Most HPV infections are harmless or cause genital warts, however some types can cause cervical cancer. Most HPV infections clear up by themselves, but in some people the infection can last a long time. HPV infects the cells of the surface of the cervix where it can stay for many years without you knowing.
The HPV virus can damage these cells leading to changes in their appearance. Over time, these changes can develop into cervical cancer. The purpose of cervical screening (testing) is to detect these changes, which, if picked up early enough, can be treated to prevent cancer happening. If they are left untreated, cancer can develop and may lead to serious illness and death.
For more information relating to the HPV virus, testing or vaccines please contact the Practice or arrange an appointment with the Practice Nurse.
Breast cancer is the most common cancer in the UK. About 46,000 women get breast cancer in the UK every year. 8 out of 10 of these women are over 50, but younger women can also get breast cancer.
The NHS Breast Screening Programme invites over 2 million women for screening every year, and detects over 14,000 cancers.
Find out more about breast cancer screening
For more infromation on breast cancer please contact the Practice or arrange an appointment with the Practice Nurse.
NHS Conditions and Treatments
See the NHS Conditions and Treatments browser for an in-depth description of many common health issues.
If you have any health concerns please do not hesitate to contact us
"British men are paying the price for neglecting their health: more than 100,000 men a year die prematurely.
On average, men go to their GP half as often as women. It's important to be aware of changes to your health, and to see your GP immediately if you notice something that's not right." Find out more

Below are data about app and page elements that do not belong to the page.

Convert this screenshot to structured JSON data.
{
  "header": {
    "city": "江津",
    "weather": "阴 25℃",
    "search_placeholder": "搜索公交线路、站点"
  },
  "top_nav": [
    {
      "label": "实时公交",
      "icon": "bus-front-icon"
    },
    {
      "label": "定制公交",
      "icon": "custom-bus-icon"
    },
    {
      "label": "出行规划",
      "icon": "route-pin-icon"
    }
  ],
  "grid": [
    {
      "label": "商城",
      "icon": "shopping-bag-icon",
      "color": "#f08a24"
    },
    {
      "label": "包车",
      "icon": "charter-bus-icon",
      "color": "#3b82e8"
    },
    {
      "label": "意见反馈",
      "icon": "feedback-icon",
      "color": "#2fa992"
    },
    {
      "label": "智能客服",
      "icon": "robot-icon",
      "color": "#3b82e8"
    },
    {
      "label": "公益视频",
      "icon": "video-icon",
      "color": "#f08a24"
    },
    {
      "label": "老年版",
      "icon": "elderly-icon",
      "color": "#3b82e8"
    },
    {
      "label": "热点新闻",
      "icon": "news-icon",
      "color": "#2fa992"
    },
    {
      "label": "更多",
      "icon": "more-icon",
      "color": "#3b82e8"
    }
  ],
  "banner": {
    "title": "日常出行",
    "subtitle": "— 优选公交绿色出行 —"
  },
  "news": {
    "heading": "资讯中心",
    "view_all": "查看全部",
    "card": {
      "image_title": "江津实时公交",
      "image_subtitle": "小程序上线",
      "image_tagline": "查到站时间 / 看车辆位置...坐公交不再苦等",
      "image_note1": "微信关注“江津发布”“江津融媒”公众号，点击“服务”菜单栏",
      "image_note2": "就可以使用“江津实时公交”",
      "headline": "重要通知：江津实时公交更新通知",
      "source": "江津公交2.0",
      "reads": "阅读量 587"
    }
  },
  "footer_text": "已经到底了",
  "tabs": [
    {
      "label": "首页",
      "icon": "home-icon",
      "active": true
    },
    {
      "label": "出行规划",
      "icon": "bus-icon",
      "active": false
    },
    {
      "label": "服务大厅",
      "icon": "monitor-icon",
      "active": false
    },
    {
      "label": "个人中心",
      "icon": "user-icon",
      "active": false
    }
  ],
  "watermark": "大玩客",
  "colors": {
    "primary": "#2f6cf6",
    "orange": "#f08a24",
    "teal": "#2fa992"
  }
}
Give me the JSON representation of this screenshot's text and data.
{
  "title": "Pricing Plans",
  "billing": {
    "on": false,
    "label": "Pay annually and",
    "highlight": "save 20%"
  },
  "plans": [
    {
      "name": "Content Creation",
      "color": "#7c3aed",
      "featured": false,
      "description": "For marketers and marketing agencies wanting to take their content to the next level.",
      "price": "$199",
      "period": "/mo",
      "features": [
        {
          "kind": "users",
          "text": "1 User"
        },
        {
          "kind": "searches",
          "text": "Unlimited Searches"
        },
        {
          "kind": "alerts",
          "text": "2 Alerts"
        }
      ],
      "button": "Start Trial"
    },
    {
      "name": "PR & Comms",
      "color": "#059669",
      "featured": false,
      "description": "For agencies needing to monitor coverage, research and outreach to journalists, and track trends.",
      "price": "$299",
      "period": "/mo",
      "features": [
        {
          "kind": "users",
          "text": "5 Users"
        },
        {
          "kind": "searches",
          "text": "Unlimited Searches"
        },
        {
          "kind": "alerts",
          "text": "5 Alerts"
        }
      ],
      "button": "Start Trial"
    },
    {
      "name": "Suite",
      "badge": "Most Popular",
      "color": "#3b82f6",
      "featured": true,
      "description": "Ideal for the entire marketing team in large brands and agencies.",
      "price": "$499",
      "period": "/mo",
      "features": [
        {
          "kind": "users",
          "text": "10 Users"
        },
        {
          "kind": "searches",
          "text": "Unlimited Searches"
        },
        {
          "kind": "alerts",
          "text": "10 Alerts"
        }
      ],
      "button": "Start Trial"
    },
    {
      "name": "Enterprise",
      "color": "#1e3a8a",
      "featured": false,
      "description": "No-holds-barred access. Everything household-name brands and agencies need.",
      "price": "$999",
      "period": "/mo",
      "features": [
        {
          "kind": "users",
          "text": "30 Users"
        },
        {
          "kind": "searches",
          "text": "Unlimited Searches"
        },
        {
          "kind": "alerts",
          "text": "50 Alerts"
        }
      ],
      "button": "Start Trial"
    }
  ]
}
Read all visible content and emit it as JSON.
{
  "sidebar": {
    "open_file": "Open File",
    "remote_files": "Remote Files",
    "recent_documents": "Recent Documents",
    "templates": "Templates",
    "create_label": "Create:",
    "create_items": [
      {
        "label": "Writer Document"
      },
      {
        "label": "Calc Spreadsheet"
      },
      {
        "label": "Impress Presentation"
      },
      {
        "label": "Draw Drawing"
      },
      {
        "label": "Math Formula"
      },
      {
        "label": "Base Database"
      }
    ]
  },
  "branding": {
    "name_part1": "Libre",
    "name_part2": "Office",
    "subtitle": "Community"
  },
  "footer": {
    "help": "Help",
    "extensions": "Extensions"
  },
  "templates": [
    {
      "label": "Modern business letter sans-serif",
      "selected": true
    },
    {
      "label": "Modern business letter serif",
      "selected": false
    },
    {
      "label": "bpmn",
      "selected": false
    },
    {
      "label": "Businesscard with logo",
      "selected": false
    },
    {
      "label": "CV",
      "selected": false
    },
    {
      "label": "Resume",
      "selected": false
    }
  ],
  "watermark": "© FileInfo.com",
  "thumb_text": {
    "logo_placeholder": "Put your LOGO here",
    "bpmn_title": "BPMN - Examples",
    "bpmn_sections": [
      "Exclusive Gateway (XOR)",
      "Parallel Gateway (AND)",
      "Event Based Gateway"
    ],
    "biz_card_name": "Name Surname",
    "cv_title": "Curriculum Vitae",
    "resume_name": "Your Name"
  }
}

Each year about 36,000 men in the UK are diagnosed with prostate cancer, making it the most common cancer in men. It mainly affects men aged over 50.
The prostate gland symptoms:
•difficulty in starting to pass urine
•a weak, sometimes intermittent flow of urine
•dribbling of urine before and after urinating
•a frequent or urgent need to pass urine
•rarely, blood in your urine or semen and pain when passing urine
These symptoms aren't always caused by prostate cancer but if you have them it is important to arrange an appointment to see your GP.
Find out more about the symptoms, causes and diagnosis of prostate cancer by using the resources below.
Testicular cancer, though the most common cancer in young men, it is still quite rare. With 2000 new cases being diagnosed each year, this makes it the biggest cause of cancer related death in 15 - 35-year-old males. It accounts for around 70 deaths a year within the UK alone.
The most common symptom of testicular cancer is swelling or a pea-sized lump in one of the testes (balls). There is no current screening test therefore it is important that you look out for the following signs and symptoms.
•A dull ache, or sharp pain, in your testicles, or scrotum, which may come and go
•A feeling of heaviness in your scrotum
•A dull ache in your lower abdomen
•A sudden collection of fluid in your scrotum
•Fatigue, and generally feeling unwell.
If you have any of the above symptoms this does not mean that you are experiencing testicular cancer however it is very important that you arrange an appointment to see your GP.
Although this is rare in men it is still something that can occur. See the below NHS link for more infromation
It is estimated that one man in every ten has a problem related to sex. A common problem is premature ejaculation or erectile dysfunction. There is help and advice available.
NHS Conditions and Treatments